A Piece of String

Piece of string


A funny little anecdote for the week:

Last month, just before Christmas, a former colleague from my DoD days sent me an eBay listing for these nifty little Android pocket computers (pack-of-gum-sized things that plug into the HDMI port of a television), bundled with a wireless handheld keyboard+mouse device.  The asking price, incredibly enough, was only $11 (with free shipping!).

Now, I didn’t have any explicit need for such a thing, but come on, $11?  The handheld keyboard thingy alone was worth that.  Yes, it seemed too good to be true, particularly as the seller was in China, so the shipping alone would seem cost-prohibitive, but his feedback was 98% positive over 500+ transactions.  Maybe he’d less-than-legitimately obtained a crate of them, and was trying to palm them off as quickly as possible?  I thought about it for a couple days before curiosity got the better of me, and I decided that sure, I’ll take a gamble for $11.  I placed the order, and got a tracking number for the shipment the following morning.  Cool.

Fast-forward a few weeks, and a package from China arrives in my mailbox.  It’s a padded envelope with the android computer clearly declared on the customs label.  Inside of that envelope, however, was not a little android computer.

Inside of that envelope, was a piece of string.

The bald-faced audacity of it was too amusing for me to really get upset.  I expected I might get nothing, but there was just something delightfully bizarre about the seller actively taking the effort to ship me a piece of garbage from China in a tracked package.

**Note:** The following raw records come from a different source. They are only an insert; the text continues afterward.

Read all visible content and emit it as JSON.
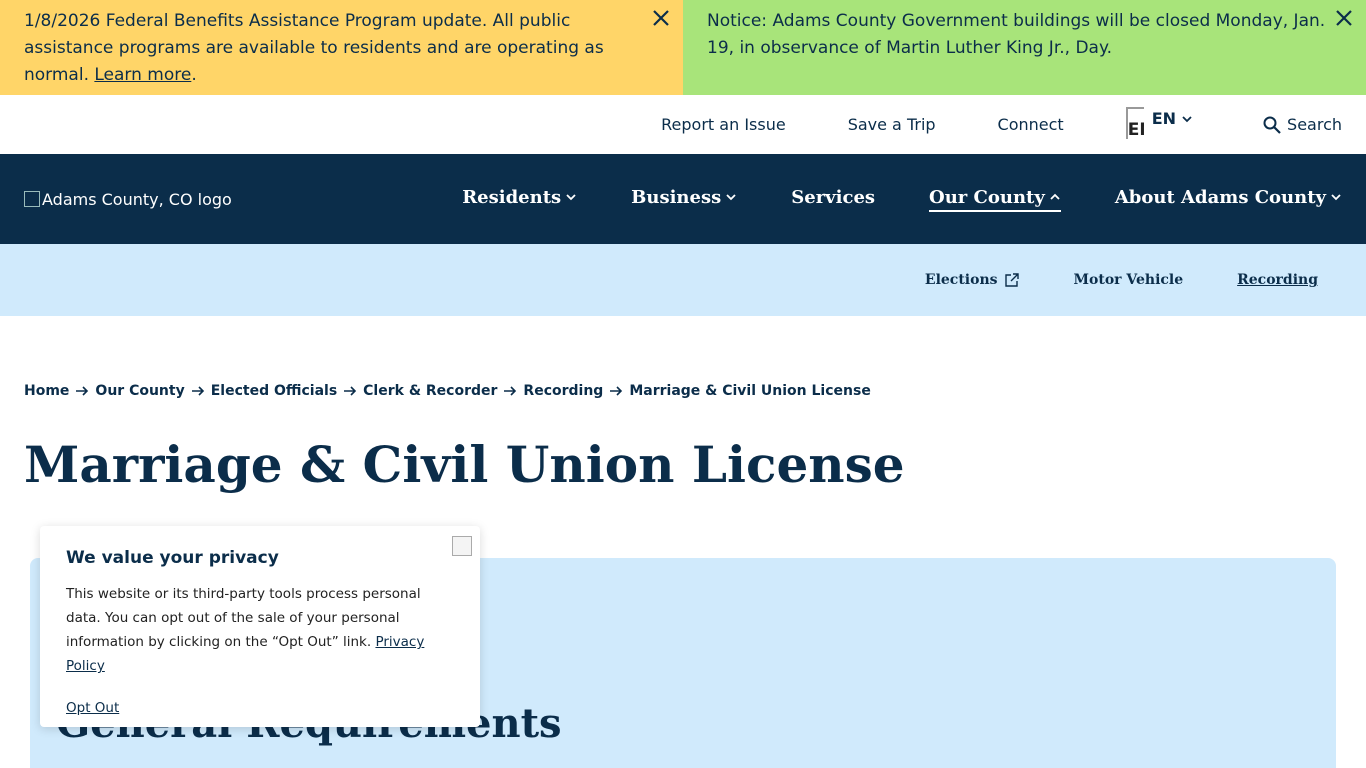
{
  "alerts": [
    {
      "text": "1/8/2026 Federal Benefits Assistance Program update. All public assistance programs are available to residents and are operating as normal. ",
      "link": "Learn more",
      "after": "."
    },
    {
      "text": "Notice: Adams County Government buildings will be closed Monday, Jan. 19, in observance of Martin Luther King Jr., Day."
    }
  ],
  "utility": {
    "links": [
      "Report an Issue",
      "Save a Trip",
      "Connect"
    ],
    "lang_flag": "EN",
    "lang_code": "EN",
    "search": "Search"
  },
  "logo": {
    "alt": "Adams County, CO logo"
  },
  "nav": {
    "items": [
      {
        "label": "Residents"
      },
      {
        "label": "Business"
      },
      {
        "label": "Services"
      },
      {
        "label": "Our County"
      },
      {
        "label": "About Adams County"
      }
    ]
  },
  "subnav": {
    "items": [
      {
        "label": "Elections"
      },
      {
        "label": "Motor Vehicle"
      },
      {
        "label": "Recording"
      }
    ]
  },
  "breadcrumb": [
    "Home",
    "Our County",
    "Elected Officials",
    "Clerk & Recorder",
    "Recording",
    "Marriage & Civil Union License"
  ],
  "page": {
    "title": "Marriage & Civil Union License",
    "section_title": "General Requirements"
  },
  "privacy": {
    "title": "We value your privacy",
    "body": "This website or its third-party tools process personal data. You can opt out of the sale of your personal information by clicking on the “Opt Out” link.",
    "policy_link": "Privacy Policy",
    "opt_out": "Opt Out"
  },
  "colors": {
    "navy": "#0b2d4a",
    "alert_yellow": "#ffd568",
    "alert_green": "#a8e47a",
    "light_blue": "#d0eafc"
  }
}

I looked back up the eBay listing, and found that it had been taken down, and the seller’s account suspended, so they’d obviously already gotten word of the scam (I imagine the seller must have utilized a pay-for-review service to generate all the positive feedback on his account).  Since I’d payed the seller’s PayPal account, I was referred to them to get a refund.

PayPal’s dispute resolution system is heavily automated, but my transaction had simply gone through my credit card rather than my own PayPal account, so it didn’t show up in my history for me to act upon.  As such, I used the general web form to explain this and the situation in general, ensuring I provided my transaction ID.

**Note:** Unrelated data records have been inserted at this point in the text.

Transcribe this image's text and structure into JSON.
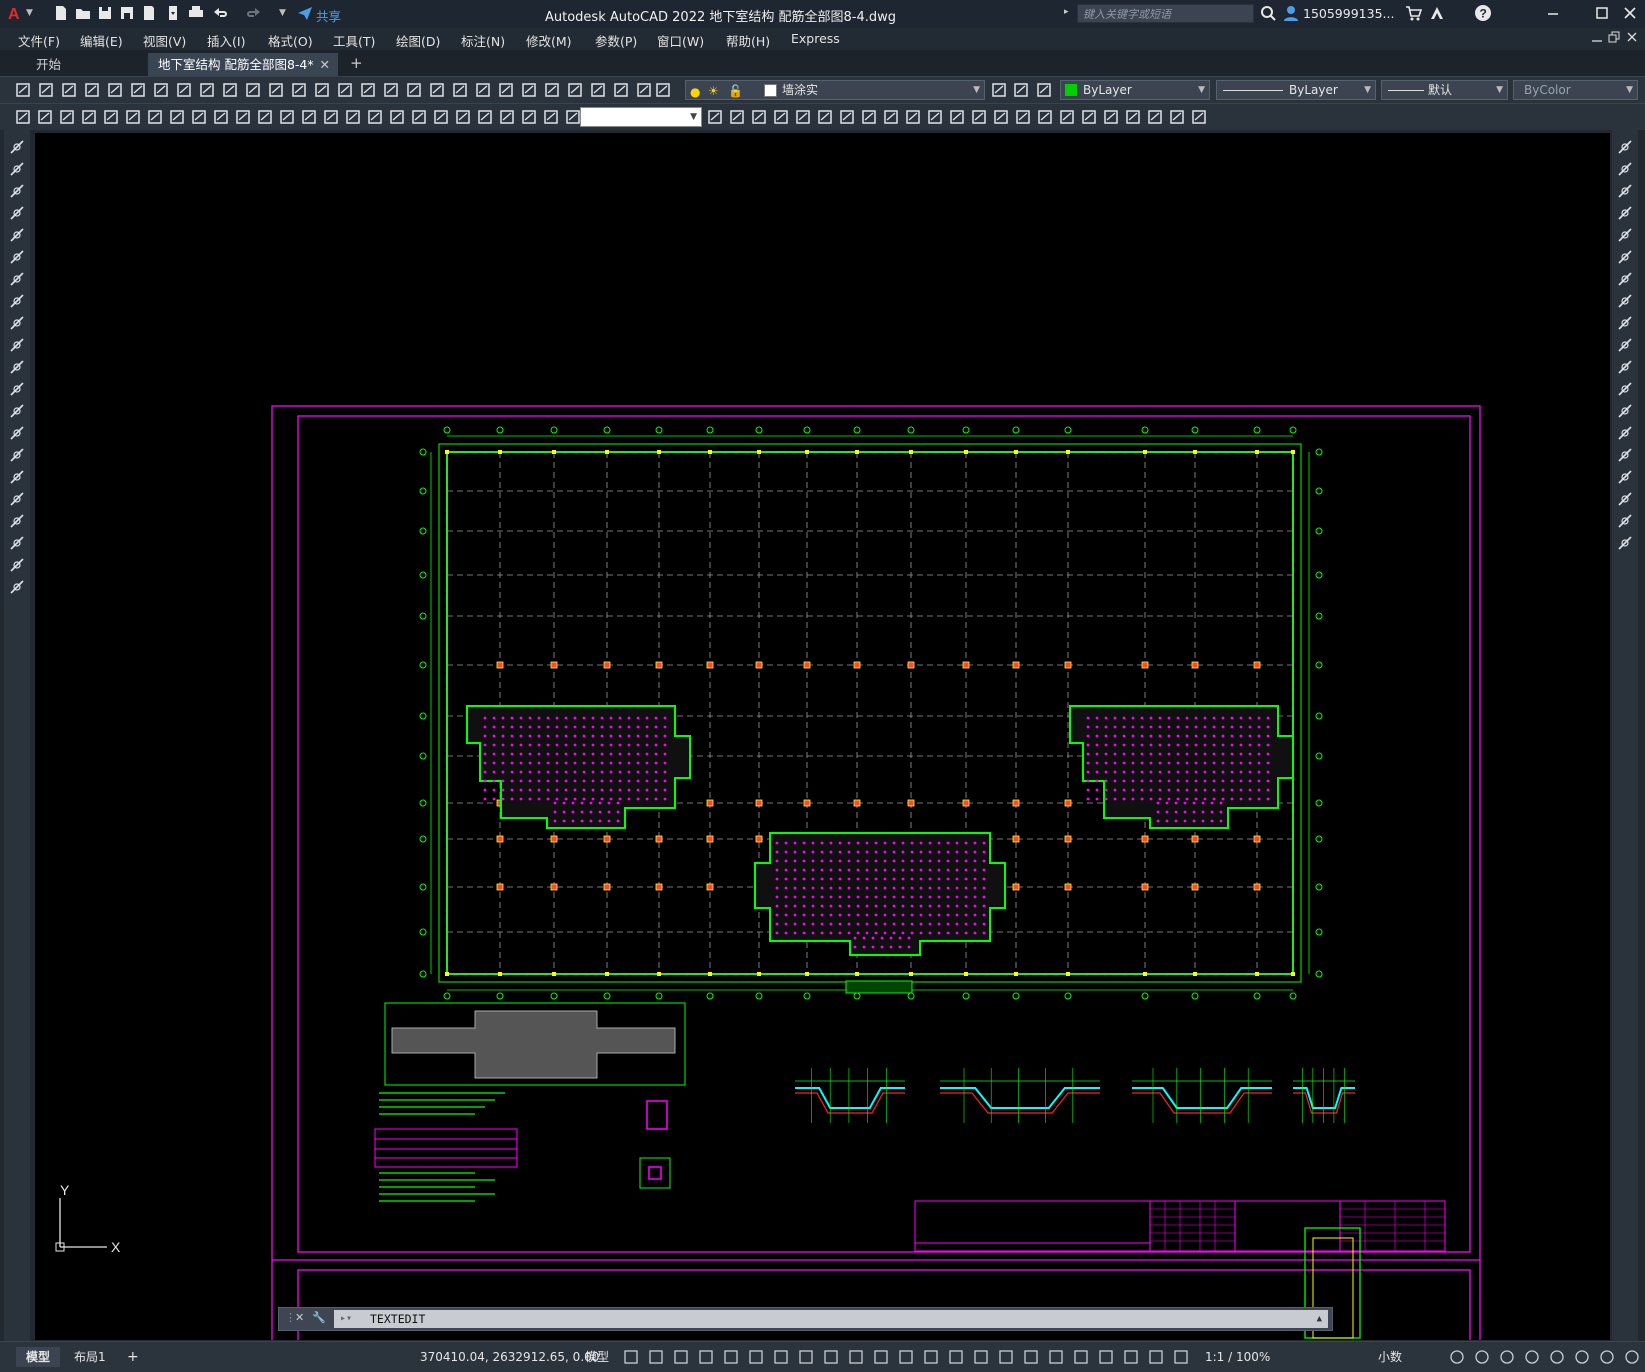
{
  "title_bar": {
    "app_icon": "autocad-a-icon",
    "title": "Autodesk AutoCAD 2022    地下室结构 配筋全部图8-4.dwg",
    "share_label": "共享",
    "search_placeholder": "键入关键字或短语",
    "user": "1505999135...",
    "window_controls": [
      "minimize-icon",
      "maximize-icon",
      "close-icon"
    ]
  },
  "menu": {
    "items": [
      "文件(F)",
      "编辑(E)",
      "视图(V)",
      "插入(I)",
      "格式(O)",
      "工具(T)",
      "绘图(D)",
      "标注(N)",
      "修改(M)",
      "参数(P)",
      "窗口(W)",
      "帮助(H)",
      "Express"
    ]
  },
  "tabs": {
    "items": [
      "开始",
      "地下室结构 配筋全部图8-4*"
    ],
    "active_index": 1,
    "add_label": "+"
  },
  "toolbar": {
    "layer_name": "墙涂实",
    "color": "ByLayer",
    "color_swatch": "#00d000",
    "linetype": "ByLayer",
    "lineweight": "默认",
    "plotstyle": "ByColor"
  },
  "command_line": {
    "text": "TEXTEDIT"
  },
  "status_bar": {
    "tabs": [
      "模型",
      "布局1"
    ],
    "add_label": "+",
    "coordinates": "370410.04, 2632912.65, 0.00",
    "space": "模型",
    "scale": "1:1 / 100%",
    "units": "小数"
  },
  "ucs": {
    "y_label": "Y",
    "x_label": "X"
  },
  "colors": {
    "canvas": "#000000",
    "frame": "#ff00ff",
    "wall": "#00ff00",
    "column": "#ffff00",
    "axis": "#ffffff"
  }
}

I received an automated response an hour or so later telling me to select the transaction on my account history and file an automated claim.  Awesome, they didn’t bother to actually read what I wrote.  I responded to the e-mail, reiterating the situation, and the next day I received a response saying my claim was escalated to PayPal.  O.K., cool.

A couple days later, I got another canned e-mail saying that the dispute had been decided in my favor.  They would gladly reverse the charge – just as soon as I returned the “item not as described” to the seller and provided them with a tracking number showing I did so.  Ah-ha!  So this was the core of the scam – the seller is banking on this policy (and the obtuseness of dealing with PayPal in general), in conjunction with the item’s just-low-enough price, to make it economically nonsensical to pursue the refund when it requires paying for the return shipping.  A pretty clever scheme, I have to admit!  Obviously not one I was going to play along with, though.

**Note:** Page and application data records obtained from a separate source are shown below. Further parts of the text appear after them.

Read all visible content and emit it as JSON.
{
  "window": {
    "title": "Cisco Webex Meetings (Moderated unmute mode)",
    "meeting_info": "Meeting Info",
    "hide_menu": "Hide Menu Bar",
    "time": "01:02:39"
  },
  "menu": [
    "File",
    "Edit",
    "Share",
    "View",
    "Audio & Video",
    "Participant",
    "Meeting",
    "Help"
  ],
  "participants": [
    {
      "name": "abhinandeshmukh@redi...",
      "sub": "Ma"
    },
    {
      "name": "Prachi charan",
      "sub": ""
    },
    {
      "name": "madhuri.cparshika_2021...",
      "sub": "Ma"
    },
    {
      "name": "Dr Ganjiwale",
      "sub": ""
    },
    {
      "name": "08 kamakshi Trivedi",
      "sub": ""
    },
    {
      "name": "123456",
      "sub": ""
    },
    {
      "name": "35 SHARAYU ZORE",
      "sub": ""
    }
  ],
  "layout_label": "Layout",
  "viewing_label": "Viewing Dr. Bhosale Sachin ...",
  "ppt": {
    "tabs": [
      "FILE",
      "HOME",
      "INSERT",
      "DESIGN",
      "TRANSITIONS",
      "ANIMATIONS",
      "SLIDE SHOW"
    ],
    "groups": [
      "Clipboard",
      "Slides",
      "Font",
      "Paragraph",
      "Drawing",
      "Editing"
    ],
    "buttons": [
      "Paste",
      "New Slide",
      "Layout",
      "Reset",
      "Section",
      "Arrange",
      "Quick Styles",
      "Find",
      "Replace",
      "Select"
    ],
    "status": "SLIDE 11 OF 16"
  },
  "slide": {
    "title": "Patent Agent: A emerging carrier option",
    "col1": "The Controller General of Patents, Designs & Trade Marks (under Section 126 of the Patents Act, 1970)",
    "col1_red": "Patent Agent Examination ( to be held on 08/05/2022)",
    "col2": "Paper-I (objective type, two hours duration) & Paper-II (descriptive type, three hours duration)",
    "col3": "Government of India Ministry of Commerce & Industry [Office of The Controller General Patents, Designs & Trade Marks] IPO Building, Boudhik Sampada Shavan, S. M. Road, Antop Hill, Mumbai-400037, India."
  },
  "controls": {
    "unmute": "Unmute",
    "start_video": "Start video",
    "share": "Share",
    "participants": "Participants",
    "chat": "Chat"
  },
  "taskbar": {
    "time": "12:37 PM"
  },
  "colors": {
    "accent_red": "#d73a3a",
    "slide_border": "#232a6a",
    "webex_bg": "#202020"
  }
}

The e-mail address they had sent this request from obnoxiously did not accept replies, so I sent my response to first one they’d been using.  I (politely, I promise) explained that I did not feel sending a piece of garbage back to China was a reasonable course of action, that enforcing this policy would only perpetuate scams like this, and that if we could not work around it, I would simply have my bank rescind the charge.

(I could have simply pointed out that the return ‘address’ they gave me – nothing more specific or meaningful than “Beijing, Beijing, Beijing, China” – was not exactly one I could ship to, but you know, principles and all.)

A couple days after that, I received a canned response informing me that they were still waiting for me to send them the tracking information for the return shipment.  Good lord.

Tempted as I was to just go to the bank at that point, I decided to give them one more chance, and called the support number.  Naturally, I had to wait on hold for over forty-five minutes before anyone answered (all the while listening to a recording of someone touting how much easier and more convenient using the automated online dispute system would be than continuing to wait on the phone).

When I was finally connected with a person and gave him my dispute ID (I could hear him mumbling the words of my last e-mail to himself, so they did indeed receive it and add it to my case before ignoring it), it took all of about thirty seconds for him to go over the situation and put in a payment reversal, which I had an e-mail confirmation for as soon as I got off the phone.  Funny how much smoother things go when there’s actual communication happening.

Ah, well.  Caveat emptor and all that, I suppose.  (>^-‘)>

Oh, and a final note: I received one more e-mail from PayPal a few days afterward, asking me if I would have any interest in taking a short survey and providing feedback about my recent experience with their transaction dispute process.

Why, yes, PayPal  Yes, I would.


Bene scribete.